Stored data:

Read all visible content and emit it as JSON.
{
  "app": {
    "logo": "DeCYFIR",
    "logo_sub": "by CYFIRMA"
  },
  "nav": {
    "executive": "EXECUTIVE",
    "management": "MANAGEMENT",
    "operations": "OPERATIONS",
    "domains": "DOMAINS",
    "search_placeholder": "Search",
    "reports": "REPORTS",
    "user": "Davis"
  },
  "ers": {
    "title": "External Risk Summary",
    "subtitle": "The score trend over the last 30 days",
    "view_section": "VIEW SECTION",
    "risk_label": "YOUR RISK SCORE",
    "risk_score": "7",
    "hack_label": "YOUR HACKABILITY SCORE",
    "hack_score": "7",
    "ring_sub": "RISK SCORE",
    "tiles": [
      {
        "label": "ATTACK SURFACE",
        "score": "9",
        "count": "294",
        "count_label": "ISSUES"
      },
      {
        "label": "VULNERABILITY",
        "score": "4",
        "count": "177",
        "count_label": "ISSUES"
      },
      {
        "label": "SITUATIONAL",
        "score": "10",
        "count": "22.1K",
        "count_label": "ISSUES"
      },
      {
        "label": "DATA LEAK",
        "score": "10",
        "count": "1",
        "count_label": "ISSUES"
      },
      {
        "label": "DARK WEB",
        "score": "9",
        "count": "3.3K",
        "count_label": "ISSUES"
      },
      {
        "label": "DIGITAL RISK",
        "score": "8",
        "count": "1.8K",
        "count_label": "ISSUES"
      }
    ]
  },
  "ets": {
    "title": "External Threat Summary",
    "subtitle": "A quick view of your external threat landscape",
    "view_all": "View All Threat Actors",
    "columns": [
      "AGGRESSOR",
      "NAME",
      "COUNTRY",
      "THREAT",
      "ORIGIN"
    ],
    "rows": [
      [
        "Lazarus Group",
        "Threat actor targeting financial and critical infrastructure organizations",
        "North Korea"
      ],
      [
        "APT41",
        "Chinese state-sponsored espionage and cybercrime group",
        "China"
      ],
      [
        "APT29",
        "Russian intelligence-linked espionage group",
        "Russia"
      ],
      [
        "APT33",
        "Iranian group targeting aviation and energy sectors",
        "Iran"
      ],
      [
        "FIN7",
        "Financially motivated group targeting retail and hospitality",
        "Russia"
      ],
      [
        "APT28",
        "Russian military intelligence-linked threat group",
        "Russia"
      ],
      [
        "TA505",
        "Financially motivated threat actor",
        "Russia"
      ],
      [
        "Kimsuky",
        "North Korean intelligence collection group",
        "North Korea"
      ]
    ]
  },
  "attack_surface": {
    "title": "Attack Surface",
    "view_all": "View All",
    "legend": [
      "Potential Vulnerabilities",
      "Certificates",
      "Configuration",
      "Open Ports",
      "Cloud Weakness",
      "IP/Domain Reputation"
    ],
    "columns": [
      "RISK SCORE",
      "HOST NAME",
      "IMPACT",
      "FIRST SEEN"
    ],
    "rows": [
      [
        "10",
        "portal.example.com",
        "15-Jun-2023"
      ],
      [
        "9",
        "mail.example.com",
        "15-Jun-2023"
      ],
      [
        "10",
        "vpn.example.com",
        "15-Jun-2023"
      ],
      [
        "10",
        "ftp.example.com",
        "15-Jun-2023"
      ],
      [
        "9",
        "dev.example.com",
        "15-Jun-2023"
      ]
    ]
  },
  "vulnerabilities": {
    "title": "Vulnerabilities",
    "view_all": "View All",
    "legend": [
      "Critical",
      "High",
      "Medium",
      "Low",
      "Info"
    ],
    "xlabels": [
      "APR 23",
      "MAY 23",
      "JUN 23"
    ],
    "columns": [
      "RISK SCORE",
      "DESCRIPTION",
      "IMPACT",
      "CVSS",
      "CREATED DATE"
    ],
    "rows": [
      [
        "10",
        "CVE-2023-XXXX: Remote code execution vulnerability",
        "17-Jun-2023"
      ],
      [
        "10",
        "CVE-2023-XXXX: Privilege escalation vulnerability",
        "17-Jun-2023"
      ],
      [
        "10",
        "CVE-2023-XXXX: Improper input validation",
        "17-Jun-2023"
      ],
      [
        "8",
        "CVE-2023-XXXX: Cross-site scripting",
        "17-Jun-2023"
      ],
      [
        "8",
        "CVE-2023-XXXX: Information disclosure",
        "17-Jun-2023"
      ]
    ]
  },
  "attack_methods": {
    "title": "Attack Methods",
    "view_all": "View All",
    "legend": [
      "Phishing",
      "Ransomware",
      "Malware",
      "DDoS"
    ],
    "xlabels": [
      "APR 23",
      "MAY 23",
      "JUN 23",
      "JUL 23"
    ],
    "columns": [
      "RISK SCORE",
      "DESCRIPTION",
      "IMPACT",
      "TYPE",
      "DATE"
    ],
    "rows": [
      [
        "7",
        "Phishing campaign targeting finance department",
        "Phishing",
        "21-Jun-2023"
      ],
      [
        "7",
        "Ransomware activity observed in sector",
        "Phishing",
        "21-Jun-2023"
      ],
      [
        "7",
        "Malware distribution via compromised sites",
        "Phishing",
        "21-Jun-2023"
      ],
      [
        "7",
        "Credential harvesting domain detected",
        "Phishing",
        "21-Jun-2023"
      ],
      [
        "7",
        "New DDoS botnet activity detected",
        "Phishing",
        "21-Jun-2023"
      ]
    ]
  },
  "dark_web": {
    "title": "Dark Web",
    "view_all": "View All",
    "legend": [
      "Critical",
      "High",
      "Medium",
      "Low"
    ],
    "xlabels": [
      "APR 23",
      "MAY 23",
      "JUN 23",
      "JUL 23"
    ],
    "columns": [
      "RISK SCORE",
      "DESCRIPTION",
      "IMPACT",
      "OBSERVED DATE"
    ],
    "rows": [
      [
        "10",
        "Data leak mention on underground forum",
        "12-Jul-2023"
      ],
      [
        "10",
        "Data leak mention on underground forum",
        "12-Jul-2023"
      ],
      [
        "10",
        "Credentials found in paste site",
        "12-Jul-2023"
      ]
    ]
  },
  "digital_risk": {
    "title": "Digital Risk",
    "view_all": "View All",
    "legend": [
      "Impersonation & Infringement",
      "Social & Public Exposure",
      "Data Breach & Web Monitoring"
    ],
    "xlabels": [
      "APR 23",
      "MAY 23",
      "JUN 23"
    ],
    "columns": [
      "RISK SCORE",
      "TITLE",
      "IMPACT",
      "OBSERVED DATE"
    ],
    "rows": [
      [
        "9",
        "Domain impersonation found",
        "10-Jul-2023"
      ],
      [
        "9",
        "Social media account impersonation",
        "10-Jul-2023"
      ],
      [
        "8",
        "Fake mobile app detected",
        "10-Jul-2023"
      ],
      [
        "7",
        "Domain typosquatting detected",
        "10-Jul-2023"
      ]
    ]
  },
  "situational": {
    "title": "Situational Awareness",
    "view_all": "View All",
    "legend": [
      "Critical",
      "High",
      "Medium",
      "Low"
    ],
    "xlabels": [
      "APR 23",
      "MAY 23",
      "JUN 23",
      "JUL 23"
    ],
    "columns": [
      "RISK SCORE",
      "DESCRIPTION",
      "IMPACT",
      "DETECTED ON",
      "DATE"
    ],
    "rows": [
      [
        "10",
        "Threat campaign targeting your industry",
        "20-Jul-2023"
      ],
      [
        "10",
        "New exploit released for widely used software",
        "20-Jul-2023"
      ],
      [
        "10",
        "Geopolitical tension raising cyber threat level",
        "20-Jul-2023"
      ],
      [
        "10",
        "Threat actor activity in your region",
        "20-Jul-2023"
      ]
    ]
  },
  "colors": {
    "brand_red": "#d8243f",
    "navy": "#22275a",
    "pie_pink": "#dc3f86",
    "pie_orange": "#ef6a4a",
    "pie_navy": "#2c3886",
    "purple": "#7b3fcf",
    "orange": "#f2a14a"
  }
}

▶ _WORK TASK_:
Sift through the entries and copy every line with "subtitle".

▶ _EXPECTED OUTPUT_:
    "subtitle": "The score trend over the last 30 days",
    "subtitle": "A quick view of your external threat landscape",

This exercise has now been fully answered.